Communication, many times, sadly was lost. Not because of family feuds but simply because it was just too hard. Anyway, this letter contained photo copies of pages from a typed manuscript which detailed what happened to my grandfather’s family. Turns out that his parents and baby brother had died of cholera, during the outbreak of 1910 in the Veneto. When they had fallen ill, they had sent the other children (my grandfather included) to live with the grandparents and an adoptive uncle.  This adoptive uncle had, at one moment in time, more than 21 people in his household to take care of!  Amazing that families cared for each other so closely! This manuscript was written like a story with heartfelt words.  But who wrote these beautiful words? How can I get a copy of the entire manuscript, which I’m sure has lots more family treasures? These are questions that I posed to the author of the kind letter after I profusely thanked them for sending me these treasures. I am currently anxiously awaiting their response!  I can’t wait to find out more, and I’m so thankful that my curiosity paid off!
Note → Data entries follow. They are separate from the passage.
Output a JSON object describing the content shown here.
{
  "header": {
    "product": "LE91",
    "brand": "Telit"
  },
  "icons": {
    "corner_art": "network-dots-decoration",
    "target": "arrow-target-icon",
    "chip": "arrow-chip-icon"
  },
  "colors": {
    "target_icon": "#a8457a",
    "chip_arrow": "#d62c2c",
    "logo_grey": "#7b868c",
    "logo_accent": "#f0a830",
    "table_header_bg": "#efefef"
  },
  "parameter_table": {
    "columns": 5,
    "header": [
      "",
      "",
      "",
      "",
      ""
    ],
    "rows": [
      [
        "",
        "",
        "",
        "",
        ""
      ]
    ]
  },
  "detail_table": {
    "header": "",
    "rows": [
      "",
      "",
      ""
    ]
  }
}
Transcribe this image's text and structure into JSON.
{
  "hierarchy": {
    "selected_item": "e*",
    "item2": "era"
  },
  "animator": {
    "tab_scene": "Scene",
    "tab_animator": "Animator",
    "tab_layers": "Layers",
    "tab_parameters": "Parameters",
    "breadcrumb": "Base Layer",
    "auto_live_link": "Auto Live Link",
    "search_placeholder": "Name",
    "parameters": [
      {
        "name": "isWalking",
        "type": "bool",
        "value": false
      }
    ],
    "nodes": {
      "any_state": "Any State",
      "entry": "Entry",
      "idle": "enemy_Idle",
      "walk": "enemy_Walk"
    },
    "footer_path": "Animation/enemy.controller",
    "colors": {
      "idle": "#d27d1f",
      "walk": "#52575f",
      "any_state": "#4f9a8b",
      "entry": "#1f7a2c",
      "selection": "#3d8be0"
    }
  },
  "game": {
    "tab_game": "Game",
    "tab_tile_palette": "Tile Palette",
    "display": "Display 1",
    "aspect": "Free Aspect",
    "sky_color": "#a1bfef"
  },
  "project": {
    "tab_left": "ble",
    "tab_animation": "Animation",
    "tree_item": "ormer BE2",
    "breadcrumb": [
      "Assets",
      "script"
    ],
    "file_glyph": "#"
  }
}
The next part of my search:  my maternal grandmother’s family!  Hopefully I’ll unearth more lovely stories about my ancestors.

Ancient Rome….Taking a Step Back in Time


We are always a bit late keeping up with series on HBO (probably because we don’t subscribe to HBO!!), and therefore missed it when they were airing ROME.  But, after hearing rave reviews on the series, we rented it on NetFlix.  Wow!!!  What an epic show it was!  The production was definitely worthy of the many awards that it received.  It was mostly filmed in the Cinecitta Studios in Rome on a set that spanned over 35 acres! 

The story takes place during the 1st century, and it begins with Julius Caesar’s conquest of Gaul, and ends with the reign of Emperor Octavian Caesar and the take over of Egypt (including the deaths of Mark Anthony and Cleopatra).   Even though the story has some fictional characters, many of the historical data is accurate and allows you to experience life of Ancient Rome.  It was a cruel world, with the value of human life at an absolute minimum.  Death was around every corner – both in murder as well as self inflicted for the sake of maintaining honor.  The important historical figures are portrayed in graphic detail, but obviously portrayed through the eyes of the director and slanted towards his interpretation of what these people were really like.

The show follows the lives of two fictional characters, Titus Pullo and Lucius Vorenas, as they go from being soldiers in Julius Caesar’s army to civilians, and back to soldier life.  This series is very graphic – both in sexual content as well as violece.  People are stabbed, maimed, and gored with no sparing of the blood and guts.  It is all there for us, the viewers, to witness.  The sexual scenes leave nothing to the imagination, either!  But this is probably how it was back then, and all that was important was the here and now – they didn’t believe that their earthly actions would bring them to consequence in the afterlife.  That came afterward!! 

What enthralled me was trying to equate what I was seeing in “ancient Rome” to what I have seen in “modern day Rome”.  The forum, of course, was at it’s peak as far as architectural perfection, but what captivated my imagination was more the “neighborhoods” depicted in the series.  The Aventine, where the common folk lived in the series, is now one of the wealthier neighborhoods of Rome.  Each of these different districts were ruled by their own “gang lords”.  Different “gangs” or collegiums (as they were called back then) ruled different parts of the city, protecting their inhabitants and fighting against each other if need be.  The dynamics between the upper and lower classes, as well as the practice of slavery, was interesting to witness as well.  So much cultural and sociological development was protrayed in this series, which is, what I think, allowed it to earn such high acclaim.  I can wholeheartedy recommend this series to any historical buff who is interested in learning more about the culture of Ancient Rome.  Kudos to the producers, writers,and directors of this epic series!  I wish there were more of these historical fiction mini-series to bring history alive!